“A new commandment I give to you, that you love one another; even as I have loved you, that you also love one another. By this everyone will know that you are my disciples, if you have love for one another” (John 13:34-5). I ask you to consider well if you see this love of Christ mirrored in Yiannopoulos. Consider all the more whether it is reflected in your admiration for his trolling and your call to go and do likewise. Lost in such a call is the professor I knew and respected. For Christians “our boast is this, the testimony of our conscience that we have behaved in the world… with holiness and godly sincerity, not by earthly wisdom but by the grace of God” (2 Corinthians 1:12). As a former student and erstwhile admirer, I implore you: desire these greater things again. “Let all that you do be done in love” (1 Corinthians 16:13).

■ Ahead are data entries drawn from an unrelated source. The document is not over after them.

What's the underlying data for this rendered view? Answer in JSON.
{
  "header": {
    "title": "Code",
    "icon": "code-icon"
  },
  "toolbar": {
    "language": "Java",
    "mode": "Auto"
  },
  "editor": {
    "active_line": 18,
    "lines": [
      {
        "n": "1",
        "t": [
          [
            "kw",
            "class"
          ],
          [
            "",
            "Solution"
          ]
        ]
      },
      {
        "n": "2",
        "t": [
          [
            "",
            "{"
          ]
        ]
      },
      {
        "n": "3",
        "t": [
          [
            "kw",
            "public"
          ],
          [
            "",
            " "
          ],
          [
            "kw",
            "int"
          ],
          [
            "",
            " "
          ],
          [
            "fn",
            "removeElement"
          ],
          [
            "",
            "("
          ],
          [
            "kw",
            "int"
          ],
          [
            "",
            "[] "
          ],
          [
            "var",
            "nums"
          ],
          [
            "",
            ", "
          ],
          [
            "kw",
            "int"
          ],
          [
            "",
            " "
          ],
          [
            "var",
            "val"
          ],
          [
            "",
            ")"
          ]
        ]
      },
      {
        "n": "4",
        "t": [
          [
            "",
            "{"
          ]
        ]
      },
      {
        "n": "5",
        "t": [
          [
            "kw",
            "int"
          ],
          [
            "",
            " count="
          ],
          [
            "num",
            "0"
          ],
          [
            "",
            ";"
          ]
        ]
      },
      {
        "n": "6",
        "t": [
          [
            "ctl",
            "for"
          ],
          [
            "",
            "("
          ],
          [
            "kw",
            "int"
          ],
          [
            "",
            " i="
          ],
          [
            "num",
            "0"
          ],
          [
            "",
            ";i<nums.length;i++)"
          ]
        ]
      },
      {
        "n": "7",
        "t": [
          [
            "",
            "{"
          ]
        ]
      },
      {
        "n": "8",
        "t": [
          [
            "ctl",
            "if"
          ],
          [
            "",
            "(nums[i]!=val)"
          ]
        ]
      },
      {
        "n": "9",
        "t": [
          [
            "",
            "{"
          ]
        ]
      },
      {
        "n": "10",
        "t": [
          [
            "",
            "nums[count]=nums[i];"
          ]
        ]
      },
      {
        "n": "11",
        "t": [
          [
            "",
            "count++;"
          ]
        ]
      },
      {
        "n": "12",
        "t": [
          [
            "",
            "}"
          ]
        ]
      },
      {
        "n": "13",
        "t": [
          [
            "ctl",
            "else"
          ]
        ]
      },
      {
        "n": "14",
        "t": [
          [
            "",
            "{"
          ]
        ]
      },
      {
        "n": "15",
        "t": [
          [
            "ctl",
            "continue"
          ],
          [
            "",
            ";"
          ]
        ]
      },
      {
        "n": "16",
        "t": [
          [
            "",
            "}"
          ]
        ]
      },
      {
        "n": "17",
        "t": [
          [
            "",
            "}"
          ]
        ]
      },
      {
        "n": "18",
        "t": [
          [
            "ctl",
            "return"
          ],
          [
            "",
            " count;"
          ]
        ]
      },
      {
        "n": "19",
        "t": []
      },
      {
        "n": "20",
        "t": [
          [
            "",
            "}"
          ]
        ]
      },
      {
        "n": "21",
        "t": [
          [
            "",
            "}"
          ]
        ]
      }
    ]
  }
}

Miles Hopgood
Doctoral Candidate, History and Ecumenics
Princeton Theological Seminary


- Brown, Rachel Fulton. “Why Milo Scares Students, and Faculty Even More.” Sightings. February 16, 2017.

- —. “Free Speech Fundamentals: The Most Dangerous Game.” Fencing Bear at Prayer. January 4, 2017.

- —. “God's Fools.” Fencing Bear at Prayer. February 23, 2017.

- —. “Joking Matters.” Fencing Bear at Prayer. February 18, 2017.

- —. “Why I Love Milo.” Fencing Bear at Prayer. February 1, 2017.

- Hartman, Margaret. “CPAC Blasted for Milo Yiannopoulos Invite After Pedophilia Remarks Resurface.” New York Magazine. February 20, 2017.

- Luther, Martin. “The Heidelberg Disputation (1518).” In Luther’s Works: American Edition, Vol. 31. Ed. Helmut T. Lehman. Fortress Press, 1957.

- Ovid. Fasti. Trans. James G. Frazer. Harvard: University Press, 1996.


Author, Miles Spencer Hopgood, is a PhD candidate at Princeton Theological Seminary who holds both a BA and an MDiv from the University of Chicago. His current research centers on Martin Luther's biblical hermeneutic, particularly in his engagement with the Old Testament. Further interests include medieval and early modern Jewish-Christian relations as well as the modern ecumenical movement.

Sightings is edited by Brett Colasacco, a PhD candidate in Religion, Literature, and Visual Culture at the University of Chicago Divinity School. Subscribe to receive Sightings in your inbox twice a week. You can also follow us on Facebook and Twitter.